- _Exercise aim_: Find and copy each line of the listing below that has the word "Bank" in it.

==== Supplied information ====

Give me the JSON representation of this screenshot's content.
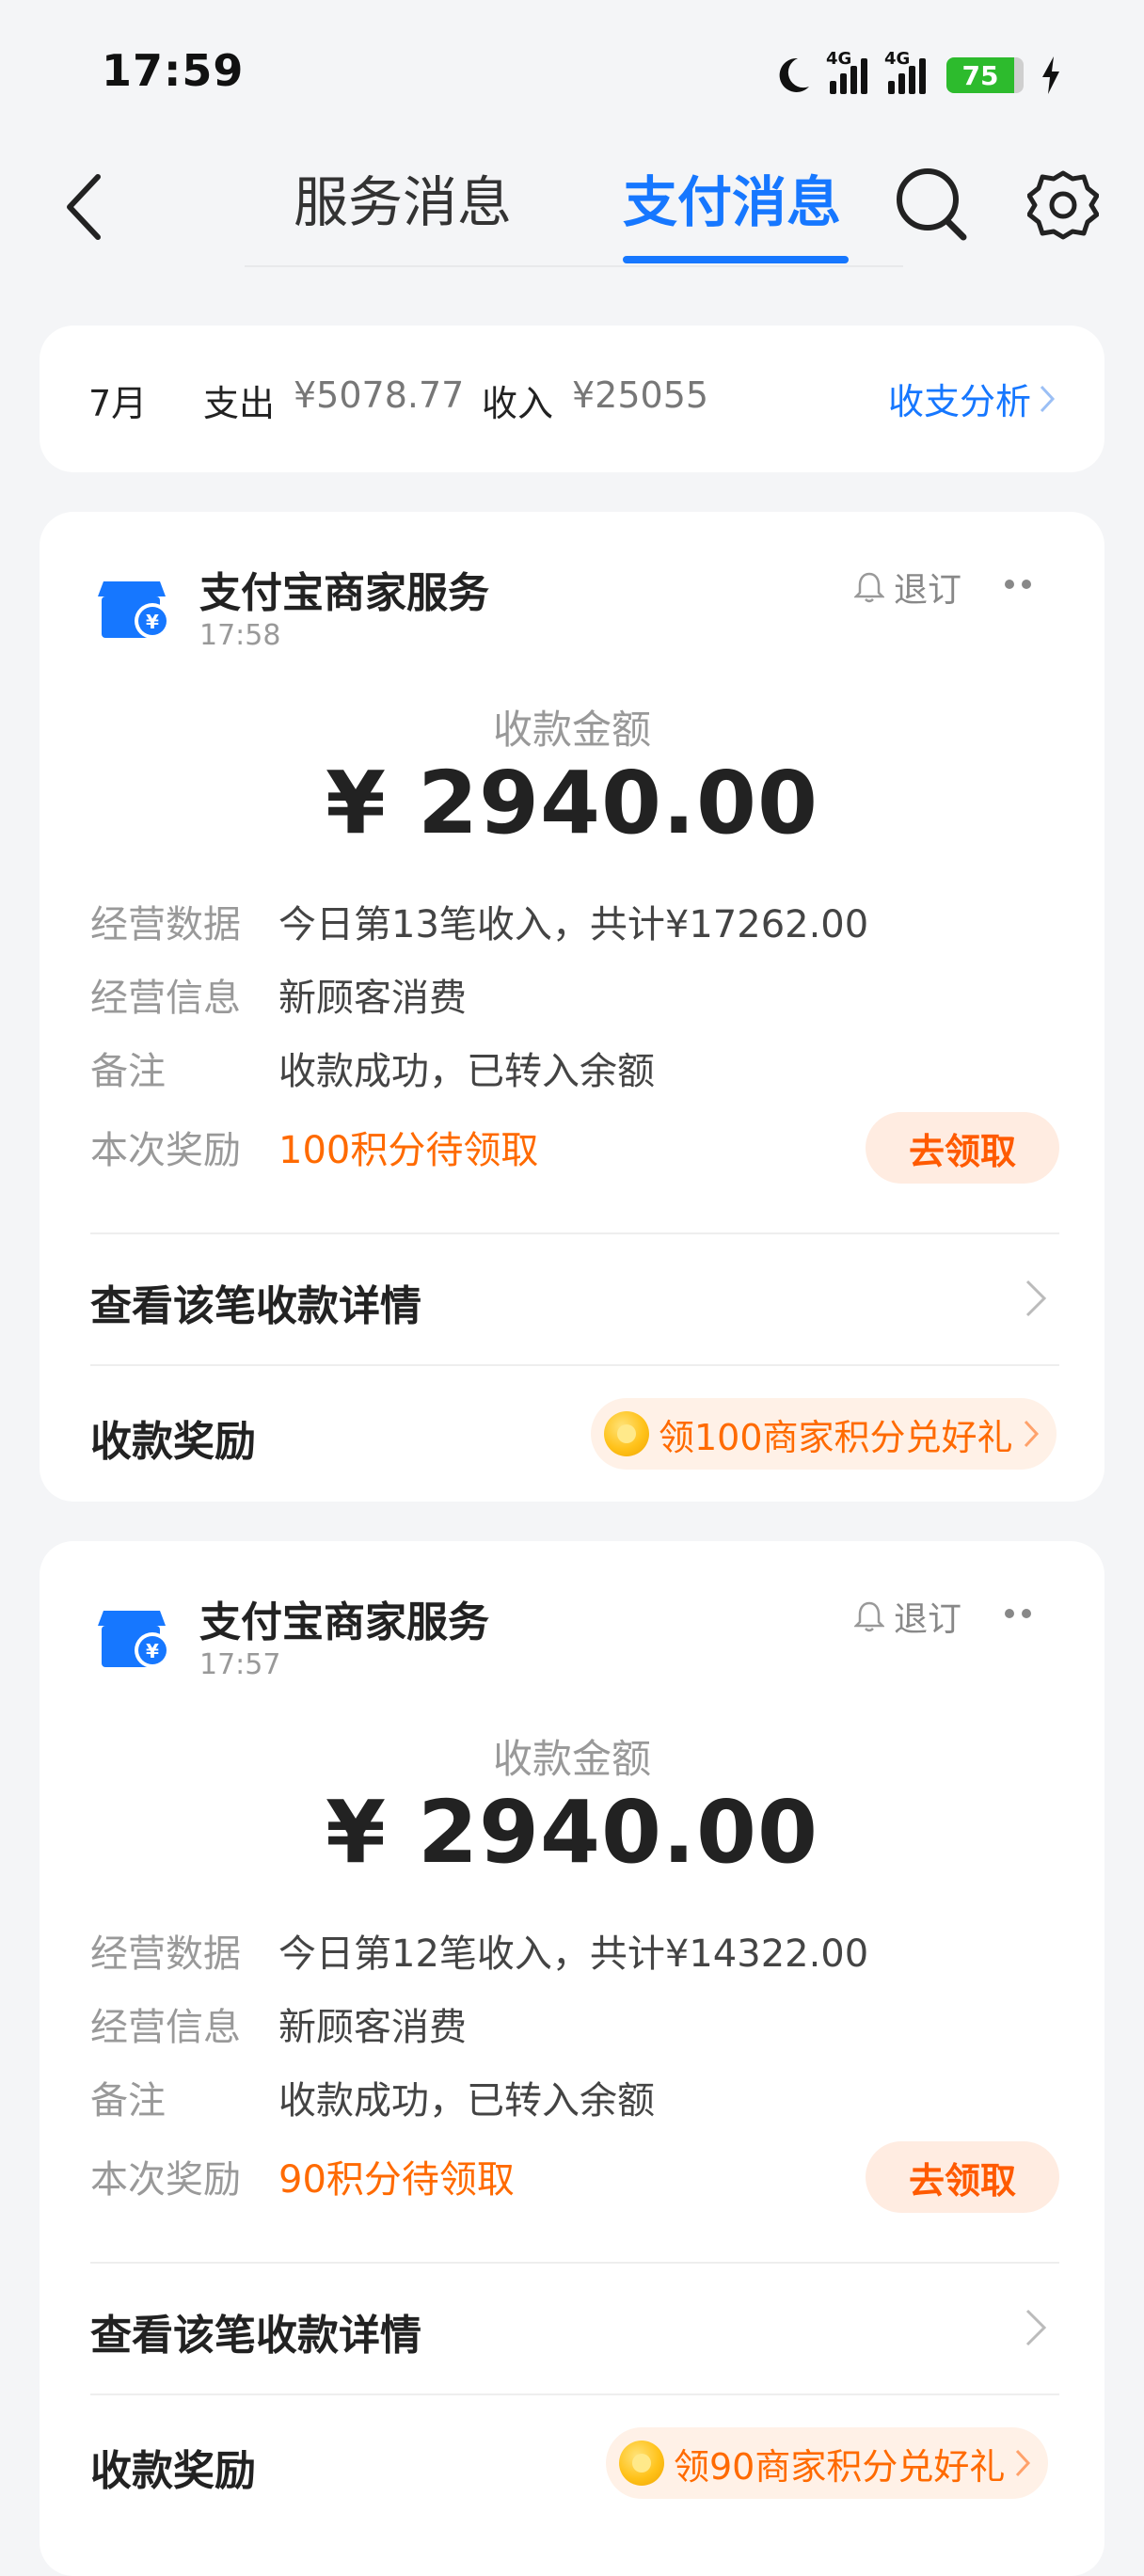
{
  "status_bar": {
    "time": "17:59",
    "network_1": "4G",
    "network_2": "4G",
    "battery": "75"
  },
  "header": {
    "tabs": [
      {
        "label": "服务消息",
        "active": false
      },
      {
        "label": "支付消息",
        "active": true
      }
    ]
  },
  "summary": {
    "month": "7月",
    "expense_label": "支出",
    "expense_value": "¥5078.77",
    "income_label": "收入",
    "income_value": "¥25055",
    "analysis_link": "收支分析"
  },
  "cards": [
    {
      "sender": "支付宝商家服务",
      "time": "17:58",
      "unsubscribe": "退订",
      "amount_label": "收款金额",
      "amount": "¥ 2940.00",
      "rows": [
        {
          "key": "经营数据",
          "value": "今日第13笔收入，共计¥17262.00"
        },
        {
          "key": "经营信息",
          "value": "新顾客消费"
        },
        {
          "key": "备注",
          "value": "收款成功，已转入余额"
        },
        {
          "key": "本次奖励",
          "value": "100积分待领取"
        }
      ],
      "claim_button": "去领取",
      "details_link": "查看该笔收款详情",
      "reward_label": "收款奖励",
      "reward_pill": "领100商家积分兑好礼"
    },
    {
      "sender": "支付宝商家服务",
      "time": "17:57",
      "unsubscribe": "退订",
      "amount_label": "收款金额",
      "amount": "¥ 2940.00",
      "rows": [
        {
          "key": "经营数据",
          "value": "今日第12笔收入，共计¥14322.00"
        },
        {
          "key": "经营信息",
          "value": "新顾客消费"
        },
        {
          "key": "备注",
          "value": "收款成功，已转入余额"
        },
        {
          "key": "本次奖励",
          "value": "90积分待领取"
        }
      ],
      "claim_button": "去领取",
      "details_link": "查看该笔收款详情",
      "reward_label": "收款奖励",
      "reward_pill": "领90商家积分兑好礼"
    }
  ],
  "colors": {
    "accent": "#1677ff",
    "orange": "#ff6a00",
    "background": "#f4f5f7"
  }
}
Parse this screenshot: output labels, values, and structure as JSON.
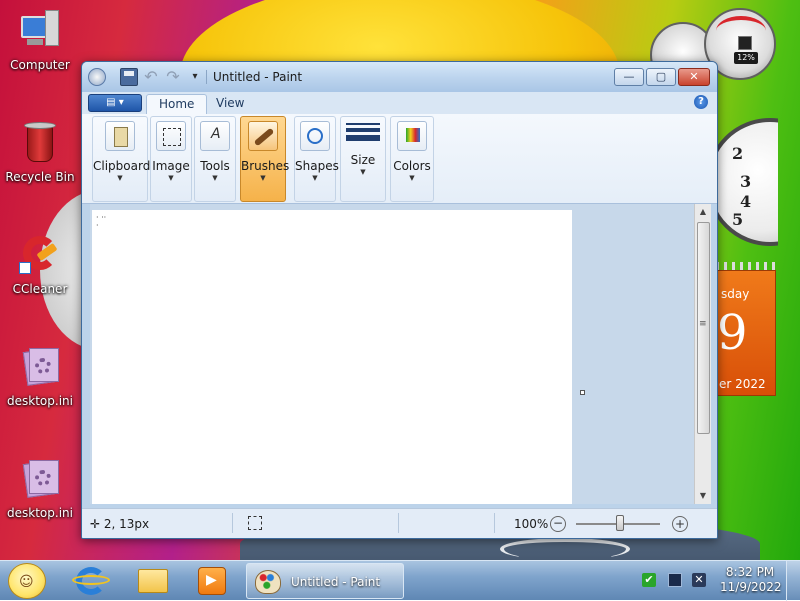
{
  "desktop": {
    "icons": [
      {
        "label": "Computer"
      },
      {
        "label": "Recycle Bin"
      },
      {
        "label": "CCleaner"
      },
      {
        "label": "desktop.ini"
      },
      {
        "label": "desktop.ini"
      }
    ]
  },
  "gadgets": {
    "meter": {
      "cpu_label": "12%"
    },
    "clock": {
      "numbers": [
        "2",
        "3",
        "4",
        "5"
      ]
    },
    "calendar": {
      "day_partial": "sday",
      "date_partial": "9",
      "month_partial": "er 2022"
    }
  },
  "paint": {
    "title": "Untitled - Paint",
    "tabs": {
      "home": "Home",
      "view": "View"
    },
    "file_menu_icon": "paint-menu-icon",
    "help": "?",
    "groups": {
      "clipboard": "Clipboard",
      "image": "Image",
      "tools": "Tools",
      "brushes": "Brushes",
      "shapes": "Shapes",
      "size": "Size",
      "colors": "Colors"
    },
    "status": {
      "cursor_position": "2, 13px",
      "zoom": "100%",
      "zoom_level_percent": 100
    },
    "window_buttons": {
      "minimize": "—",
      "maximize": "▢",
      "close": "✕"
    }
  },
  "taskbar": {
    "active_task": "Untitled - Paint",
    "time": "8:32 PM",
    "date": "11/9/2022"
  },
  "colors": {
    "accent_brushes_selected": "#f5b24a",
    "titlebar": "#bdd5ee",
    "taskbar": "#7fa4cc"
  }
}
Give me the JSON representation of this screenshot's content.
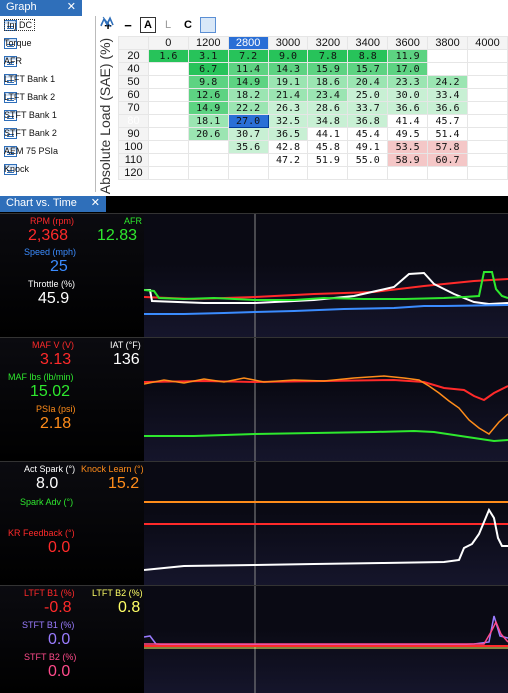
{
  "graph_tab": {
    "label": "Graph",
    "close": "✕"
  },
  "list_items": [
    {
      "label": "Inj DC",
      "icon": "table-icon"
    },
    {
      "label": "Torque",
      "icon": "table-icon"
    },
    {
      "label": "AFR",
      "icon": "table-icon"
    },
    {
      "label": "LTFT Bank 1",
      "icon": "table-icon"
    },
    {
      "label": "LTFT Bank 2",
      "icon": "table-icon"
    },
    {
      "label": "STFT Bank 1",
      "icon": "table-icon"
    },
    {
      "label": "STFT Bank 2",
      "icon": "table-icon"
    },
    {
      "label": "AEM 75 PSIa",
      "icon": "table-icon"
    },
    {
      "label": "Knock",
      "icon": "table-icon"
    }
  ],
  "toolbar": {
    "plus": "+",
    "minus": "−",
    "a": "A",
    "l": "L",
    "c": "C",
    "chart_icon": "line-chart-icon",
    "chart2_icon": "line-chart-alt-icon"
  },
  "y_axis_label": "Absolute Load (SAE) (%)",
  "columns": [
    "0",
    "1200",
    "2800",
    "3000",
    "3200",
    "3400",
    "3600",
    "3800",
    "4000"
  ],
  "rows": [
    {
      "h": "20",
      "cells": [
        "1.6",
        "3.1",
        "7.2",
        "9.0",
        "7.8",
        "8.8",
        "11.9",
        "",
        ""
      ]
    },
    {
      "h": "40",
      "cells": [
        "",
        "6.7",
        "11.4",
        "14.3",
        "15.9",
        "15.7",
        "17.0",
        "",
        ""
      ]
    },
    {
      "h": "50",
      "cells": [
        "",
        "9.8",
        "14.9",
        "19.1",
        "18.6",
        "20.4",
        "23.3",
        "24.2",
        ""
      ]
    },
    {
      "h": "60",
      "cells": [
        "",
        "12.6",
        "18.2",
        "21.4",
        "23.4",
        "25.0",
        "30.0",
        "33.4",
        ""
      ]
    },
    {
      "h": "70",
      "cells": [
        "",
        "14.9",
        "22.2",
        "26.3",
        "28.6",
        "33.7",
        "36.6",
        "36.6",
        ""
      ]
    },
    {
      "h": "80",
      "cells": [
        "",
        "18.1",
        "27.0",
        "32.5",
        "34.8",
        "36.8",
        "41.4",
        "45.7",
        ""
      ]
    },
    {
      "h": "90",
      "cells": [
        "",
        "20.6",
        "30.7",
        "36.5",
        "44.1",
        "45.4",
        "49.5",
        "51.4",
        ""
      ]
    },
    {
      "h": "100",
      "cells": [
        "",
        "",
        "35.6",
        "42.8",
        "45.8",
        "49.1",
        "53.5",
        "57.8",
        ""
      ]
    },
    {
      "h": "110",
      "cells": [
        "",
        "",
        "",
        "47.2",
        "51.9",
        "55.0",
        "58.9",
        "60.7",
        ""
      ]
    },
    {
      "h": "120",
      "cells": [
        "",
        "",
        "",
        "",
        "",
        "",
        "",
        "",
        ""
      ]
    }
  ],
  "chart_tab": {
    "label": "Chart vs. Time",
    "close": "✕"
  },
  "strip1": {
    "rpm_label": "RPM (rpm)",
    "rpm_value": "2,368",
    "afr_label": "AFR",
    "afr_value": "12.83",
    "speed_label": "Speed (mph)",
    "speed_value": "25",
    "throttle_label": "Throttle (%)",
    "throttle_value": "45.9"
  },
  "strip2": {
    "mafv_label": "MAF V (V)",
    "mafv_value": "3.13",
    "iat_label": "IAT (°F)",
    "iat_value": "136",
    "mafl_label": "MAF lbs (lb/min)",
    "mafl_value": "15.02",
    "psia_label": "PSIa (psi)",
    "psia_value": "2.18"
  },
  "strip3": {
    "spark_label": "Act Spark (°)",
    "spark_value": "8.0",
    "knock_label": "Knock Learn (°)",
    "knock_value": "15.2",
    "adv_label": "Spark Adv (°)",
    "kr_label": "KR Feedback (°)",
    "kr_value": "0.0"
  },
  "strip4": {
    "ltft1_label": "LTFT B1 (%)",
    "ltft1_value": "-0.8",
    "ltft2_label": "LTFT B2 (%)",
    "ltft2_value": "0.8",
    "stft1_label": "STFT B1 (%)",
    "stft1_value": "0.0",
    "stft2_label": "STFT B2 (%)",
    "stft2_value": "0.0"
  },
  "colors": {
    "red": "#ff2a2a",
    "green": "#2ee82e",
    "blue": "#3b8cff",
    "white": "#ffffff",
    "orange": "#ff8c1a",
    "yellow": "#ffff66",
    "purple": "#9a7cff",
    "pink": "#ff4b8b"
  }
}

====

- _Written reply_:
      "label": "LTFT Bank 1",
      "label": "LTFT Bank 2",
      "label": "STFT Bank 1",
      "label": "STFT Bank 2",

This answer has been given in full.